Thanks for all your replies and sorry for the delay in getting back to you.
On Tue, Jun 19, 2007 at 01:40:21PM -0400, Jeff Squyres wrote:
> On Jun 19, 2007, at 9:18 AM, Chris Reeves wrote:
> > Also attached is a small patch that I wrote to work around some firewall
> > limitations on the nodes (I don't know if there's a better way to do this
> > - suggestions are welcome). The patch may or may not be relevant, but I'm
> > not ruling out network issues and a bit of peer review never goes amiss
> > in case I've done something very silly.
> From the looks of the patch, it looks like you just want Open MPI to
> restrict itself to a specific range of ports, right? If that's the
> case, we'd probably do this slightly differently (with MCA parameters
> -- we certainly wouldn't want to force everyone to use a hard-coded
> port range). Brian's also re-working some TCP and OOB issues on a /
> tmp branch right now; we'd want to wait until he's done before
> applying a similar patch.
I thought that would be the 'official', configurable way to do it. But I lack
a thorough enough understanding of how everything fits together to implement
it in that way.
> My first question is: why are you calling MPI_BARRIER? ;-)
Good question. Thinking about it, not all occurences are probably necessary. I
didn't write this code, but I will discuss this with my colleague.
> Clearly, if we're getting stuck in there, it could be a bug. Have
> you run your code through a memory-checking debugger? It's hard to
> say exactly what the problem is without more information -- it could
> be your app, it could be OMPI, it could be the network, ...
> It's a good datapoint to run with other MPI implementations, but "it
> worked with MPI X" isn't always an iron-clad indication that the new
> MPI is at fault. I'm not saying we don't have bugs in Open MPI :-)
> -- I'm just saying that I agree with you: more data is necessary.
The code is compiled with debugging turned on (with gcc's -g flag). I believe
that this does a certain degree of memory checking, but I'd have to look it up
to make sure...
Indeed. I'm not necessarily blaming OpenMPI :-p The above was merely, as you
say, an additional datapoint.
> > (gdb) where
> > #0 0x9000121c in sigprocmask ()

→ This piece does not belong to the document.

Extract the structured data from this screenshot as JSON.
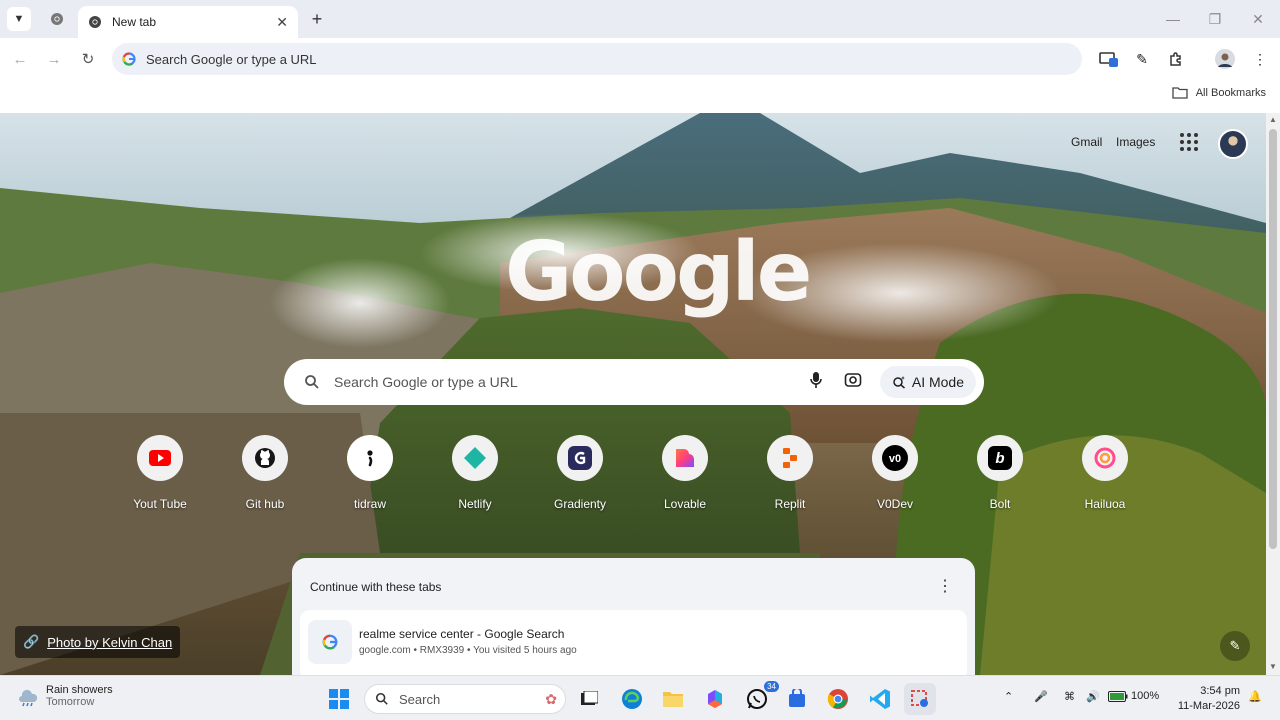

> > #1 0x01c46f96 in opal_evsignal_recalc ()
> > #2 0x01c458c2 in opal_event_base_loop ()
> > #3 0x01c45d32 in opal_event_loop ()

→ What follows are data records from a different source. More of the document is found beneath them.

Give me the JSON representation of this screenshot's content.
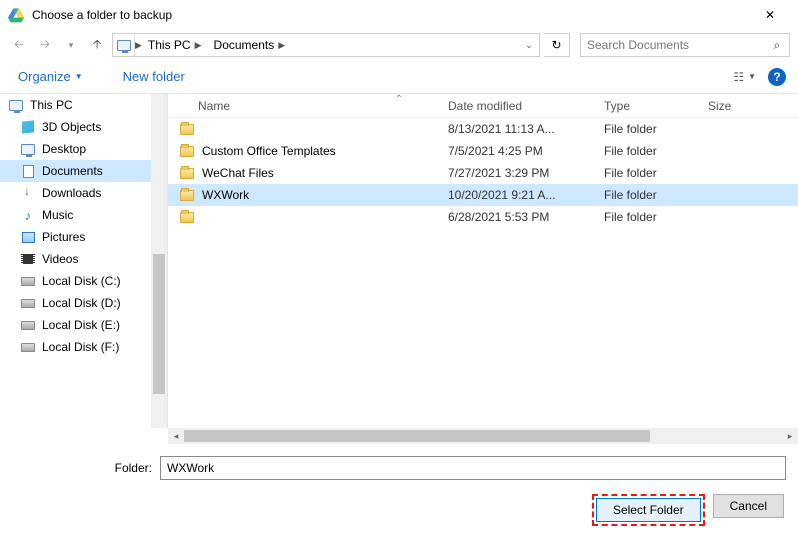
{
  "title": "Choose a folder to backup",
  "path": {
    "root": "This PC",
    "segment": "Documents"
  },
  "search": {
    "placeholder": "Search Documents"
  },
  "toolbar": {
    "organize": "Organize",
    "new_folder": "New folder"
  },
  "columns": {
    "name": "Name",
    "date": "Date modified",
    "type": "Type",
    "size": "Size"
  },
  "tree": [
    {
      "label": "This PC",
      "icon": "monitor"
    },
    {
      "label": "3D Objects",
      "icon": "cube"
    },
    {
      "label": "Desktop",
      "icon": "monitor"
    },
    {
      "label": "Documents",
      "icon": "doc",
      "selected": true
    },
    {
      "label": "Downloads",
      "icon": "dl"
    },
    {
      "label": "Music",
      "icon": "music"
    },
    {
      "label": "Pictures",
      "icon": "pic"
    },
    {
      "label": "Videos",
      "icon": "vid"
    },
    {
      "label": "Local Disk (C:)",
      "icon": "disk"
    },
    {
      "label": "Local Disk (D:)",
      "icon": "disk"
    },
    {
      "label": "Local Disk (E:)",
      "icon": "disk"
    },
    {
      "label": "Local Disk (F:)",
      "icon": "disk"
    }
  ],
  "rows": [
    {
      "name": "",
      "date": "8/13/2021 11:13 A...",
      "type": "File folder"
    },
    {
      "name": "Custom Office Templates",
      "date": "7/5/2021 4:25 PM",
      "type": "File folder"
    },
    {
      "name": "WeChat Files",
      "date": "7/27/2021 3:29 PM",
      "type": "File folder"
    },
    {
      "name": "WXWork",
      "date": "10/20/2021 9:21 A...",
      "type": "File folder",
      "selected": true
    },
    {
      "name": "",
      "date": "6/28/2021 5:53 PM",
      "type": "File folder"
    }
  ],
  "folder_field": {
    "label": "Folder:",
    "value": "WXWork"
  },
  "buttons": {
    "select": "Select Folder",
    "cancel": "Cancel"
  }
}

> > #4 0x01c3e6f2 in opal_progress ()
> > #5 0x01b6083e in ompi_request_wait_all ()
> > #6 0x01ec68d8 in ompi_coll_tuned_sendrecv_actual ()
> > #7 0x01ecbf64 in ompi_coll_tuned_barrier_intra_bruck ()
> > #8 0x01b75590 in MPI_Barrier ()
> Just a quick sanity check: I assume the call stack is the same on all
> processes, right? I.e., ompi_coll_tuned_barrier_intra_bruck () is
> the call right after MPI_BARRIER?
It is similar. Obviously different processes are at different points in the
loop when I attach, but the traces are similar enough. All of them have
ompi_coll_tuned_barrier_intra_bruck in the stack after MPI_Barrier.
> > What if some packets went missing on the network? Surely TCP should take
> > care of this and resend?
> What is the topology of the network that you're running on?
9 machines are physically co-located and each have a single connection to one
of two linked switches. The 10th machine is in a different part of the
building, but on the same subnet (off a different switch). All machines can
talk to each other under normal conditions.
> > As implied by my line of questioning, my current thoughts are that some
> > messages between nodes have somehow gone missing. Could this happen? What
> > could cause this? All machines are on the same subnet.
> Hmm. On a single subnet, but you need the firewall capability -- are
> they physically remote from each other, or do you just have the local
> firewalling capabilities enabled on each node?
Each node has a local firewall set up by the systems administrator, who was
persuaded to poke a 'small' (1000-port) hole in said firewall for
communication between the nodes. There are no further firewalls between the
nodes. The firewalls are there to stay.
Cheers for all your help so far,